When you enter a traditional garden of a country house from a certain period such as Belvoir Castle, you encounter the fountains and the statues. You have the beautiful rose gardens and the picturesque woodland walks while the largest and the most ambitious contain fake temples and shrines as part of a cultured landscaped garden plan. The Belvoir castle may not have a garden that is the most extensive but it is very representative of its type. It may not have a lake or a shrine but it contains a grotto with the smallest of Swiss alpine gardens, a real ancient marble column from Bologna, a solar dial and a pond with gold fish and water lilies. The small of roses is overpowering if you arrive at the right time of the year. You may even be lucky and see the only remaining peacock.

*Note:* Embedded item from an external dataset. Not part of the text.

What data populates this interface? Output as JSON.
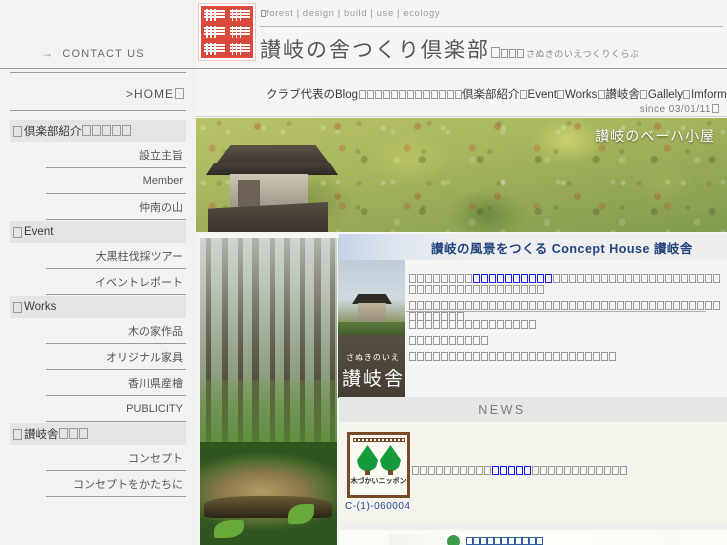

However, the garden of an estate needs hunting grounds to twin with it. The existence of game is made apparent by wandering pheasants along the roads near the castle and by the roadside. In January they will not be crossing the road as peacefully.

Monday, 5 September 2011

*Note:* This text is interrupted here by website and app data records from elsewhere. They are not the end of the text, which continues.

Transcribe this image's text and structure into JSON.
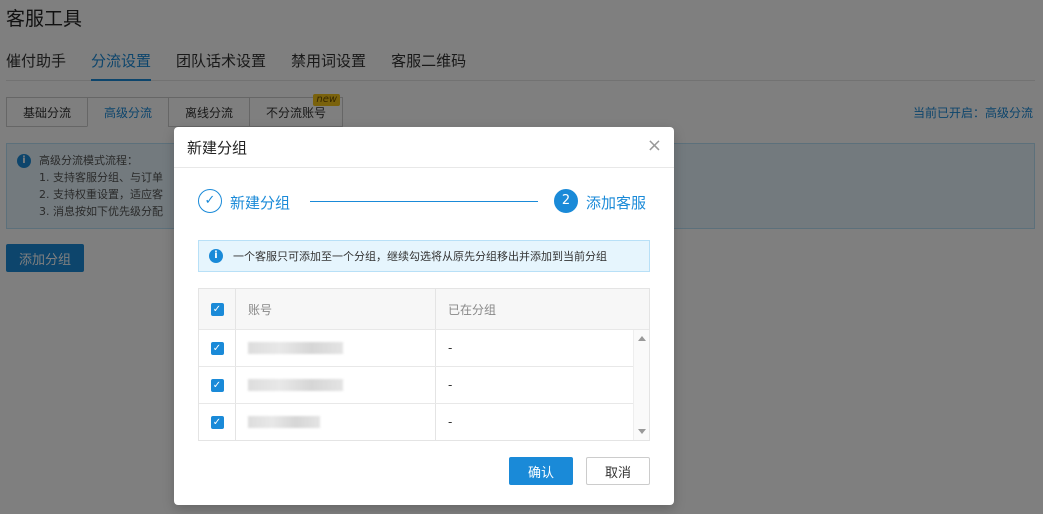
{
  "page": {
    "title": "客服工具",
    "main_tabs": [
      "催付助手",
      "分流设置",
      "团队话术设置",
      "禁用词设置",
      "客服二维码"
    ],
    "sub_tabs": [
      "基础分流",
      "高级分流",
      "离线分流",
      "不分流账号"
    ],
    "new_badge": "new",
    "current_open": "当前已开启：高级分流",
    "info_title": "高级分流模式流程：",
    "info_lines": [
      "1. 支持客服分组、与订单",
      "2. 支持权重设置，适应客",
      "3. 消息按如下优先级分配"
    ],
    "add_group_label": "添加分组"
  },
  "modal": {
    "title": "新建分组",
    "close_glyph": "×",
    "step1_label": "新建分组",
    "step1_glyph": "✓",
    "step2_number": "2",
    "step2_label": "添加客服",
    "notice": "一个客服只可添加至一个分组，继续勾选将从原先分组移出并添加到当前分组",
    "table": {
      "headers": [
        "账号",
        "已在分组"
      ],
      "rows": [
        {
          "group": "-"
        },
        {
          "group": "-"
        },
        {
          "group": "-"
        }
      ]
    },
    "confirm_label": "确认",
    "cancel_label": "取消"
  },
  "colors": {
    "accent": "#1a8ad8",
    "info_bg": "#e6f5fd",
    "badge": "#f5c518"
  },
  "icons": [
    "info-icon",
    "check-icon",
    "close-icon",
    "checkbox-checked-icon",
    "scroll-up-icon",
    "scroll-down-icon"
  ]
}
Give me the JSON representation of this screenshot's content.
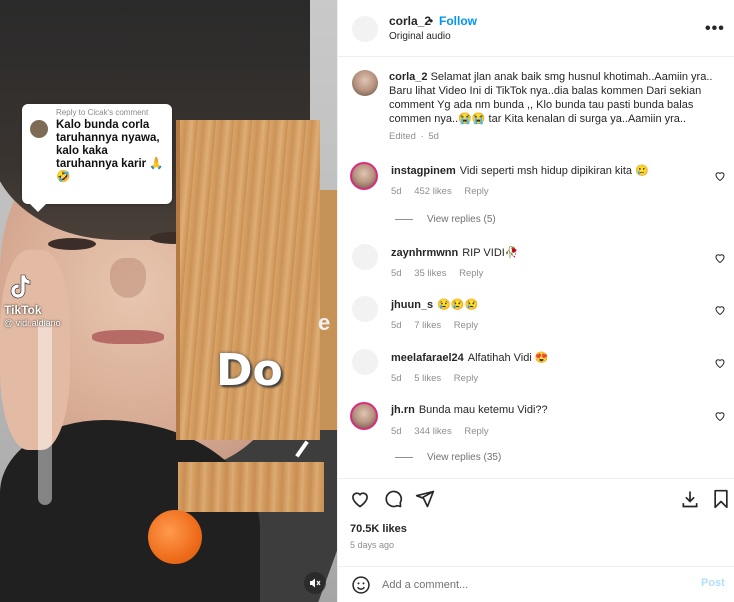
{
  "video": {
    "reply_header": "Reply to Cicak's comment",
    "reply_text": "Kalo bunda corla taruhannya nyawa, kalo kaka taruhannya karir 🙏🤣",
    "tiktok_label": "TikTok",
    "tiktok_handle": "@ vidi.aldiano",
    "overlay_word": "Do",
    "overlay_letter": "e"
  },
  "header": {
    "username": "corla_2",
    "dot": "•",
    "follow_label": "Follow",
    "audio": "Original audio",
    "more_label": "•••"
  },
  "caption": {
    "username": "corla_2",
    "text": "Selamat jlan anak baik smg husnul khotimah..Aamiin yra.. Baru lihat Video Ini di TikTok nya..dia balas kommen Dari sekian comment Yg ada nm bunda ,, Klo bunda tau pasti bunda balas commen nya..😭😭 tar Kita kenalan di surga ya..Aamiin yra..",
    "edited": "Edited",
    "time": "5d"
  },
  "comments": [
    {
      "username": "instagpinem",
      "text": "Vidi seperti msh hidup dipikiran kita 🥲",
      "time": "5d",
      "likes": "452 likes",
      "reply": "Reply",
      "view_replies": "View replies (5)"
    },
    {
      "username": "zaynhrmwnn",
      "text": "RIP VIDI🥀",
      "time": "5d",
      "likes": "35 likes",
      "reply": "Reply"
    },
    {
      "username": "jhuun_s",
      "text": "😢😢😢",
      "time": "5d",
      "likes": "7 likes",
      "reply": "Reply"
    },
    {
      "username": "meelafarael24",
      "text": "Alfatihah Vidi 😍",
      "time": "5d",
      "likes": "5 likes",
      "reply": "Reply"
    },
    {
      "username": "jh.rn",
      "text": "Bunda mau ketemu Vidi??",
      "time": "5d",
      "likes": "344 likes",
      "reply": "Reply",
      "view_replies": "View replies (35)"
    }
  ],
  "actions": {
    "likes": "70.5K likes",
    "ago": "5 days ago"
  },
  "composer": {
    "placeholder": "Add a comment...",
    "post_label": "Post"
  },
  "colors": {
    "accent": "#0095f6",
    "post_disabled": "#b2dffc",
    "text": "#262626",
    "muted": "#8e8e8e"
  }
}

Live history

When I started studying archaeology, I and my fellow students we took it seriously. So seriously that the idea of a re-enactment was a frivolous one and something that as a professional you should not do. This feeling was partly enforced by a lack of societies re-enacting in Finland in the late 1980s and early 1990s and by certain uneasiness among the older generation who had experienced the real war on one hand and the mainly leftist younger archaeologists on the other who wanted to participate in peace marches and fairtrade instead of being involved in recreating battles.

My first personal encounter with a re-enactor did not make me feel any more positive about this activity. A so-called character in an archaeology students’ conference in Sweden delivered such gold nuggets as “it is a pity that one can have a real [Viking] battle [with real swords] only once” when loosely discussing experimental archaeology. The fact that the Vikings had swiftly passed Finland and sailed directly to Staraja Ladoga in the east made this kind of re-enactments more unlikely back home. This all changed with Dragons and Dungeons and role-play.

Suddenly, during the late 1990s a new generation of archaeology students took over. They were interested in postprocessual archaeology and had more personal/relaxed approach to archaeology. I got to know a female student who was an important figure in the contemporary medieval province of Finland in her spare time and had an alias of an upper-class maiden who participated in the annual feasts and other happenings.

This long prelude brings me to a real landscape of Bosworth, the scene of the famous battle during the Wars of the Roses. This is one of the numerous landscapes in England where famous battles are restaged and relived, though not too realistically with bodily harm. When there are no major re-enactments, there is a smaller campsite with soldiers, knights or archery during the weekends. The re-enactors can forget their everyday lives and act to be somebody else for a day or weekend. They can enliven distant times to their contemporaries and try to show how past battles were played out. These re-enactments are important in making history alive and the kind of events today’s heritage centre visitors expect. More seriously, they allow testing the dynamic interplay between a landscape and the flow of people and the stages of a battle.